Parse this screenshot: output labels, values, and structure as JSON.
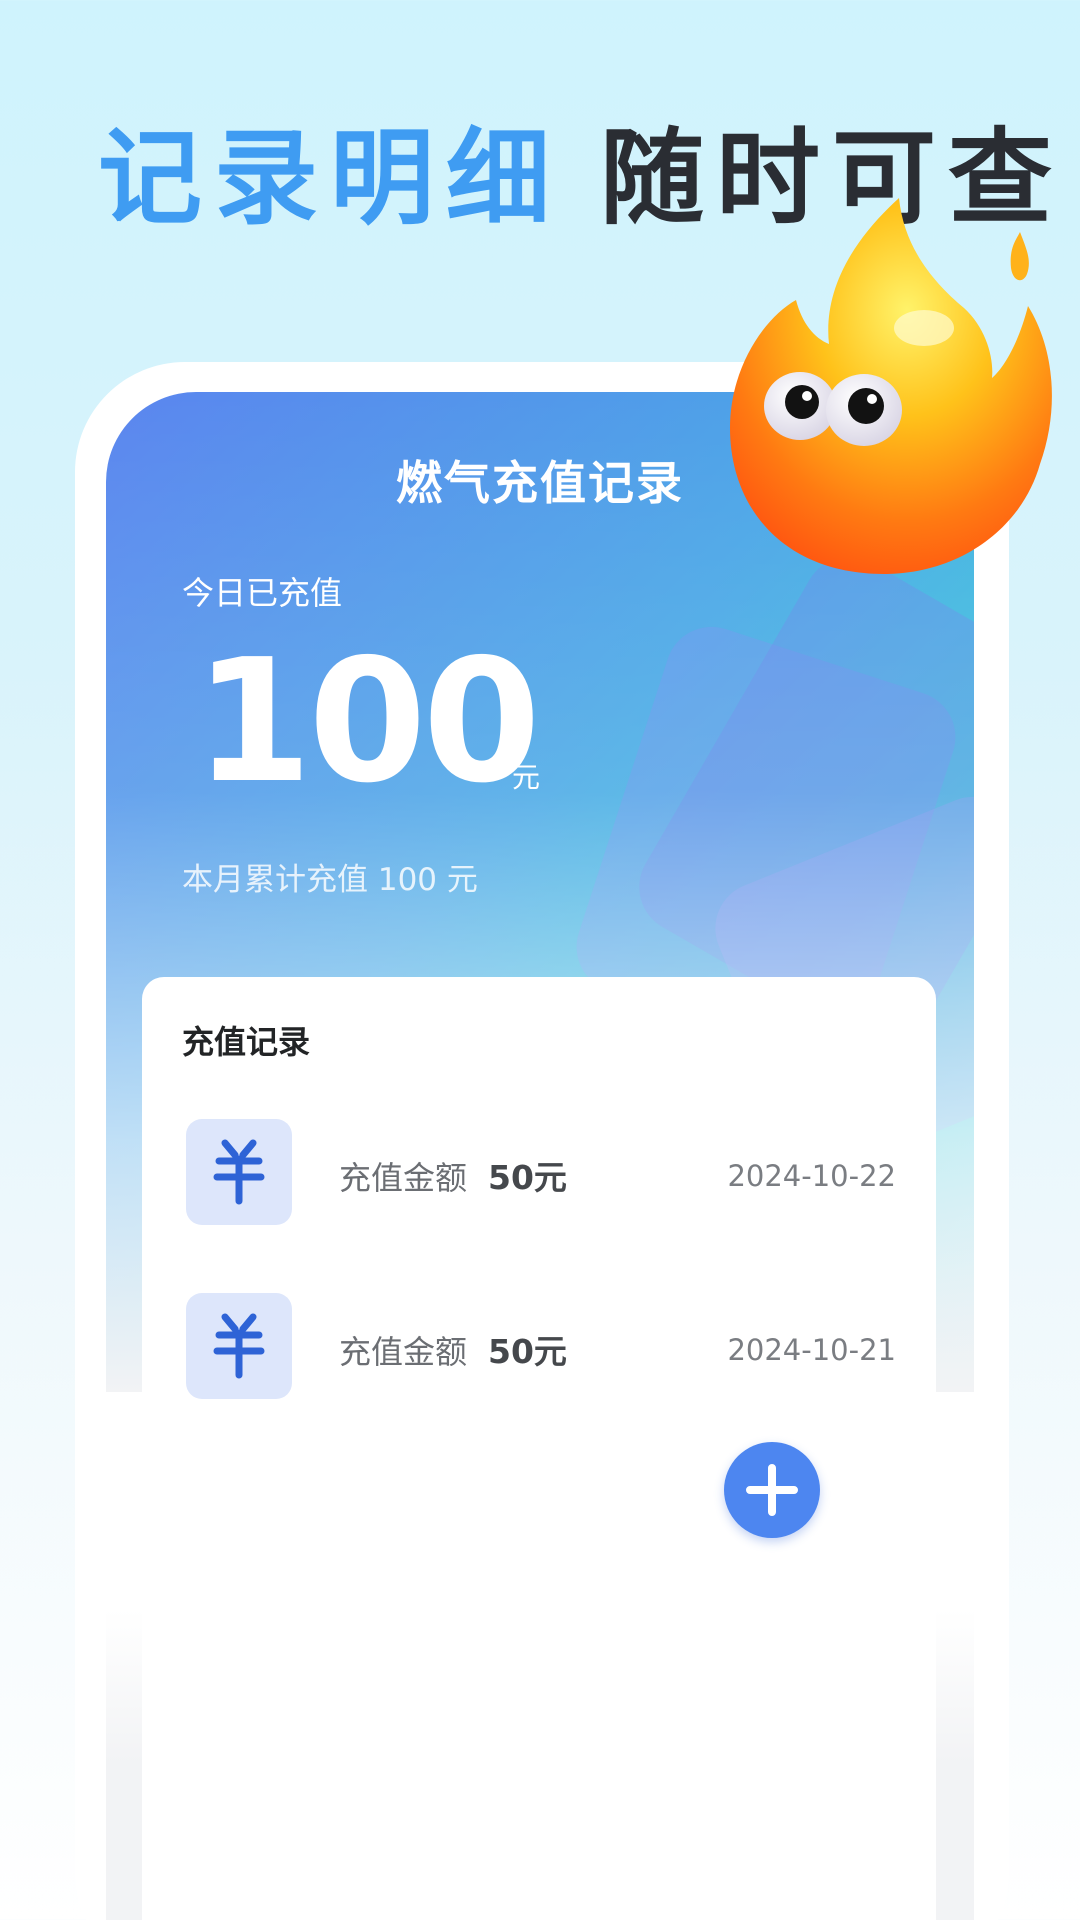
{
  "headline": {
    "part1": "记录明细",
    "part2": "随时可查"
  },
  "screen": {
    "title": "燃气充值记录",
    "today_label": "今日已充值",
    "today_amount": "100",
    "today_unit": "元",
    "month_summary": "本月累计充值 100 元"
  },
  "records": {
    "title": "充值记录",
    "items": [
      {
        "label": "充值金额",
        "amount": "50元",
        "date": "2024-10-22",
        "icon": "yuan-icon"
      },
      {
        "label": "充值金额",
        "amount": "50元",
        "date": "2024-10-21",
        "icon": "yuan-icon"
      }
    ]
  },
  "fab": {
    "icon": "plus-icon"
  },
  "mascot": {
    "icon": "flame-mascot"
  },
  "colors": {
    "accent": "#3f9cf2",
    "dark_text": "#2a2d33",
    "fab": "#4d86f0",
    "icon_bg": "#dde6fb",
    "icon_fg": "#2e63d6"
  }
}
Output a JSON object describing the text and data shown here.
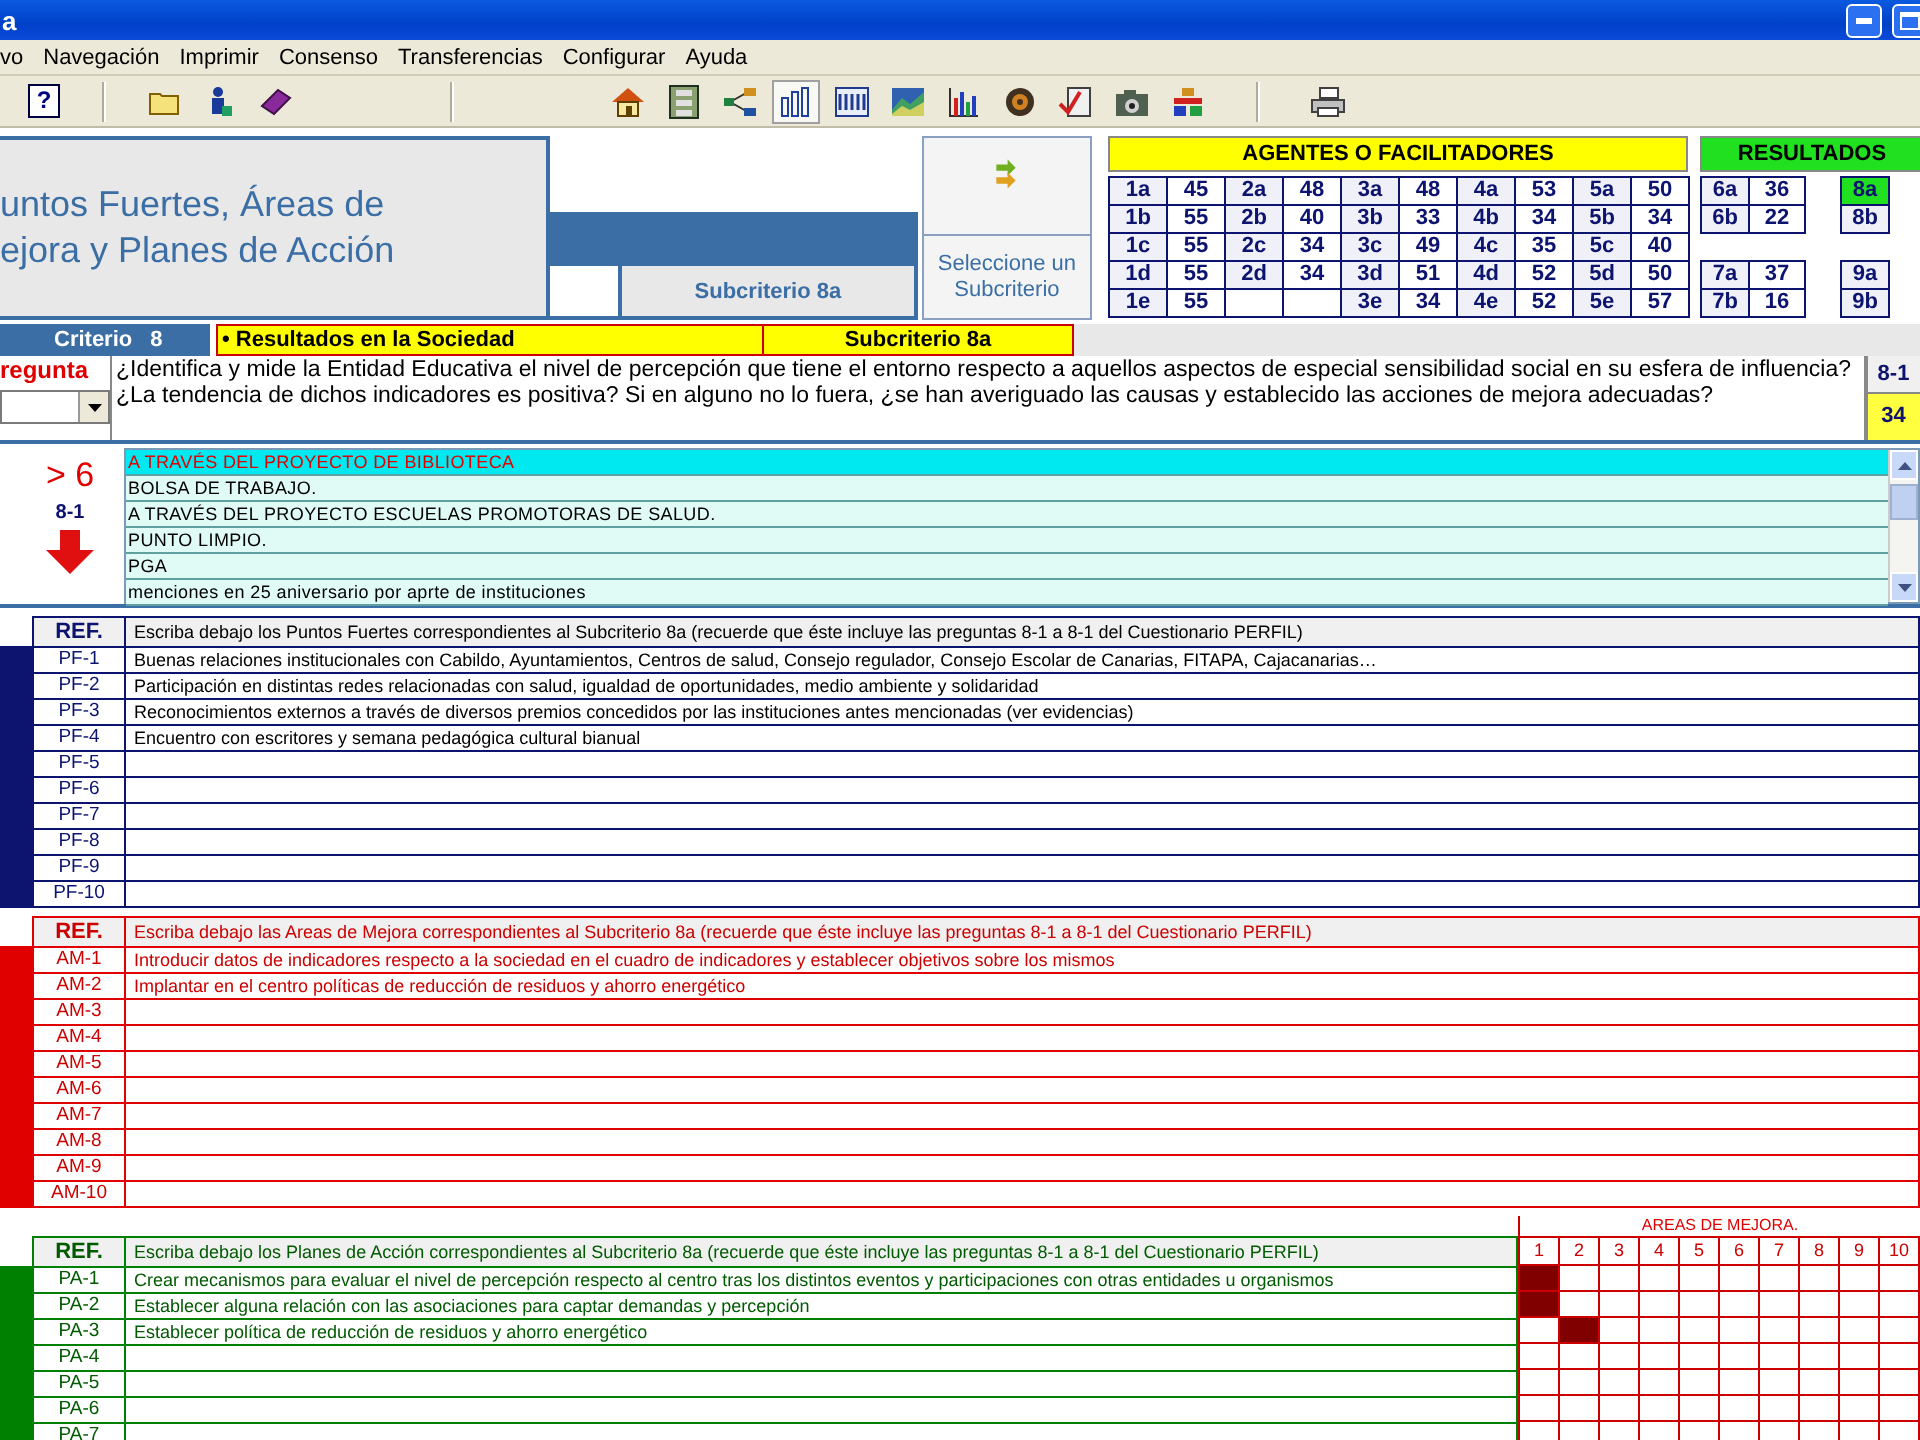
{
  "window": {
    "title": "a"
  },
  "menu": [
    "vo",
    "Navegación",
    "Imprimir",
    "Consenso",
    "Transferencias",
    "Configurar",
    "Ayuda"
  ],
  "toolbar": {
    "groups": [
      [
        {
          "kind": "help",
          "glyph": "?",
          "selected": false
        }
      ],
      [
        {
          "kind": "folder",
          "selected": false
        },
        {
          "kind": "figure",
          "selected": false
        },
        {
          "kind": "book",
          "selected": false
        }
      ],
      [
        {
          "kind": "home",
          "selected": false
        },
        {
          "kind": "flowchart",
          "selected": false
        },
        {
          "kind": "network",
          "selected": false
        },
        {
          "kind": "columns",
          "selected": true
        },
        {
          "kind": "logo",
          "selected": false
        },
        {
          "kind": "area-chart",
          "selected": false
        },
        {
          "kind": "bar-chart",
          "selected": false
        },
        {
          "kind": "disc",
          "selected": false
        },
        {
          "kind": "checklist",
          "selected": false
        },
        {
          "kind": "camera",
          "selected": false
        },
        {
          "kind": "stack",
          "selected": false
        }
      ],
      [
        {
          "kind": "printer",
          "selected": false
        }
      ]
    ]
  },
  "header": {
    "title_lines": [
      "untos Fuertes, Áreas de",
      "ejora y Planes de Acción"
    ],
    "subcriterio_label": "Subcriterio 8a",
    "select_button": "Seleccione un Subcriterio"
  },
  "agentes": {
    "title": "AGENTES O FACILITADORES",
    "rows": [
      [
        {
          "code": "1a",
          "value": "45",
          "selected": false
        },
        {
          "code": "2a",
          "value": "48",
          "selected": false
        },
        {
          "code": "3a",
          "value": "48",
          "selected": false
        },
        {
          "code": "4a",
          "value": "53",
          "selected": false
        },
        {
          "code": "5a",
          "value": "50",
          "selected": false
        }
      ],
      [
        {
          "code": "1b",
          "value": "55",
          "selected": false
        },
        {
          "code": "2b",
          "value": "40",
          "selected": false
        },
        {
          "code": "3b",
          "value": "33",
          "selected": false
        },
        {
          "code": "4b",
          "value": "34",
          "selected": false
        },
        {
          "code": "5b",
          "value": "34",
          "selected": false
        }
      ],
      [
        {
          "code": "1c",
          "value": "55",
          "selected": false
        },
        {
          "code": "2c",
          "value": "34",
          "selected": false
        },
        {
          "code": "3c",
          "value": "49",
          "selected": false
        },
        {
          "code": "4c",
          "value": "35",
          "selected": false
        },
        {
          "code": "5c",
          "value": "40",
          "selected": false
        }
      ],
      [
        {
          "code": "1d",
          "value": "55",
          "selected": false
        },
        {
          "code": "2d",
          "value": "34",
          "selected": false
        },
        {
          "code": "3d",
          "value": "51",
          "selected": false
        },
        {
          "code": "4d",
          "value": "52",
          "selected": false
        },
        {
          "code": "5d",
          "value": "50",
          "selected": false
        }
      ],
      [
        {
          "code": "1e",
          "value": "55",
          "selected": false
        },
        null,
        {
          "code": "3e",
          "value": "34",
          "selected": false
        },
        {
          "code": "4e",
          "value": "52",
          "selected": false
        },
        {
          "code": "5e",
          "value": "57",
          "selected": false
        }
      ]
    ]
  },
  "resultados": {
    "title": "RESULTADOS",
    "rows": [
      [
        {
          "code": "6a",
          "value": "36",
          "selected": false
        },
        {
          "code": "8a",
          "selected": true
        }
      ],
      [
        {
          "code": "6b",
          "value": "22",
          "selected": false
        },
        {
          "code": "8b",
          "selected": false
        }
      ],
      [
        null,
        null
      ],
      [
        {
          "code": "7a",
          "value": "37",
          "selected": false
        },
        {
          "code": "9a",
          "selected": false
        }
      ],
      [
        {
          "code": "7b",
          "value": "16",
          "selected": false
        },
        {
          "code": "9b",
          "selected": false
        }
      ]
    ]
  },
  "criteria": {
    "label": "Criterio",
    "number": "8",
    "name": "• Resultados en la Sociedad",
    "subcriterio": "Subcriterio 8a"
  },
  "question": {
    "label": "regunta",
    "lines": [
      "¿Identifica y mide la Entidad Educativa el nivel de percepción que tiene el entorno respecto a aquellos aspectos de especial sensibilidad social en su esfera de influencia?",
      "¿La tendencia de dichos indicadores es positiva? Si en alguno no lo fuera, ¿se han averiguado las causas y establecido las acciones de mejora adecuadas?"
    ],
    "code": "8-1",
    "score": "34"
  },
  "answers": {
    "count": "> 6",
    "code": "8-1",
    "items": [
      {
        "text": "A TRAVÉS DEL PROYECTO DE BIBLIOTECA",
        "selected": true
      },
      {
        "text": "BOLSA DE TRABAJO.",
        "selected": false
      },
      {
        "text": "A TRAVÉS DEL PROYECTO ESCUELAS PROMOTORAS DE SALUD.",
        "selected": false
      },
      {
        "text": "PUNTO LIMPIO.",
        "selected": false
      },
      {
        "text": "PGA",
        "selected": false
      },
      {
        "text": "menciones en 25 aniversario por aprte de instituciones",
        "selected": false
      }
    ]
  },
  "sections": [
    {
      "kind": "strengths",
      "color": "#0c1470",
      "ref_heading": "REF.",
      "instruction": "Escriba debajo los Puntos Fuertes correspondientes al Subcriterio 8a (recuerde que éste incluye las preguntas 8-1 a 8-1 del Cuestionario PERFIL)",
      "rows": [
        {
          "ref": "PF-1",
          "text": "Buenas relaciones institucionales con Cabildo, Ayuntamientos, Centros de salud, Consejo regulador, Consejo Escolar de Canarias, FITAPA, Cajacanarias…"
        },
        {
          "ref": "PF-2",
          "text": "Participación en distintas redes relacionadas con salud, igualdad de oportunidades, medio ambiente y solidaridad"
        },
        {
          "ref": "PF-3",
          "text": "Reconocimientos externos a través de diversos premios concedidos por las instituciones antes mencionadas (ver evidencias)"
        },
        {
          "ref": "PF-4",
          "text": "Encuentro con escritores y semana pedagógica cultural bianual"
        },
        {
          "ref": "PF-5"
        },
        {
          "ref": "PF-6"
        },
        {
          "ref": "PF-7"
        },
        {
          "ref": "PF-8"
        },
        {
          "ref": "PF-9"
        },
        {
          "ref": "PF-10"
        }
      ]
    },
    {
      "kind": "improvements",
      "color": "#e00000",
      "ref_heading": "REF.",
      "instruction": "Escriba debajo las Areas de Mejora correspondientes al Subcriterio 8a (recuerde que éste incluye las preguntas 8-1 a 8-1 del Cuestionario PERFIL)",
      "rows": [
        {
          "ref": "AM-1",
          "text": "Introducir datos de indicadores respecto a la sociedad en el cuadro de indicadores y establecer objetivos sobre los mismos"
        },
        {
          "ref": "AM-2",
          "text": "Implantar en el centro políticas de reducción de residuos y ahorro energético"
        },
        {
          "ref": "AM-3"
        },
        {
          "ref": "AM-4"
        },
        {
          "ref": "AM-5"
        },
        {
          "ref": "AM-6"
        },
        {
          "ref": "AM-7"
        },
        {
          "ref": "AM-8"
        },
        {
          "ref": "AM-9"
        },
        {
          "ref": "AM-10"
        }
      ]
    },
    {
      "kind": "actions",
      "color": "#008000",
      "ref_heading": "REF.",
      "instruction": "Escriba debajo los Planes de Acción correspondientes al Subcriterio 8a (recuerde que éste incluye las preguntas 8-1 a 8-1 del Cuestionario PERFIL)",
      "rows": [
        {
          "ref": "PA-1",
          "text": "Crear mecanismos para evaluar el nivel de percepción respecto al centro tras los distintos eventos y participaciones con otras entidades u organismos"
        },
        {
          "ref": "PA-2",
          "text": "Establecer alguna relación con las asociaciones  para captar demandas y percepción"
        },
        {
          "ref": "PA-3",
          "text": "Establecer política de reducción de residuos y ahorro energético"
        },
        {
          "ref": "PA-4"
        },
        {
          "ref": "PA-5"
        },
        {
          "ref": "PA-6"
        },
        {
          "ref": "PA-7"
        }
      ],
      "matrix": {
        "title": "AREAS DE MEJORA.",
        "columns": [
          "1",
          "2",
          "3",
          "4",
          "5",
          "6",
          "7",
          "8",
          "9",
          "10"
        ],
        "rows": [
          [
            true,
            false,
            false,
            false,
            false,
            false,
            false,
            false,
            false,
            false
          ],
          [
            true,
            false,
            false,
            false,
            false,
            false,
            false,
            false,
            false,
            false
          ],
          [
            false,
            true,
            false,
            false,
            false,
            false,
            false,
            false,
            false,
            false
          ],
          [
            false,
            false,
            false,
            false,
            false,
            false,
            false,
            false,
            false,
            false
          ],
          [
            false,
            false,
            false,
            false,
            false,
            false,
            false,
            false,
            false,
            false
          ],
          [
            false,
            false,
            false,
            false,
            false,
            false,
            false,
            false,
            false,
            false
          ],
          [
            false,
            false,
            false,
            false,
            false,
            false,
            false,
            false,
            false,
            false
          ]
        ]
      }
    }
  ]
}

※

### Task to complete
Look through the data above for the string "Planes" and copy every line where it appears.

### Output for this task
      "ejora y Planes de Acción"
      "instruction": "Escriba debajo los Planes de Acción correspondientes al Subcriterio 8a (recuerde que éste incluye las preguntas 8-1 a 8-1 del Cuestionario PERFIL)",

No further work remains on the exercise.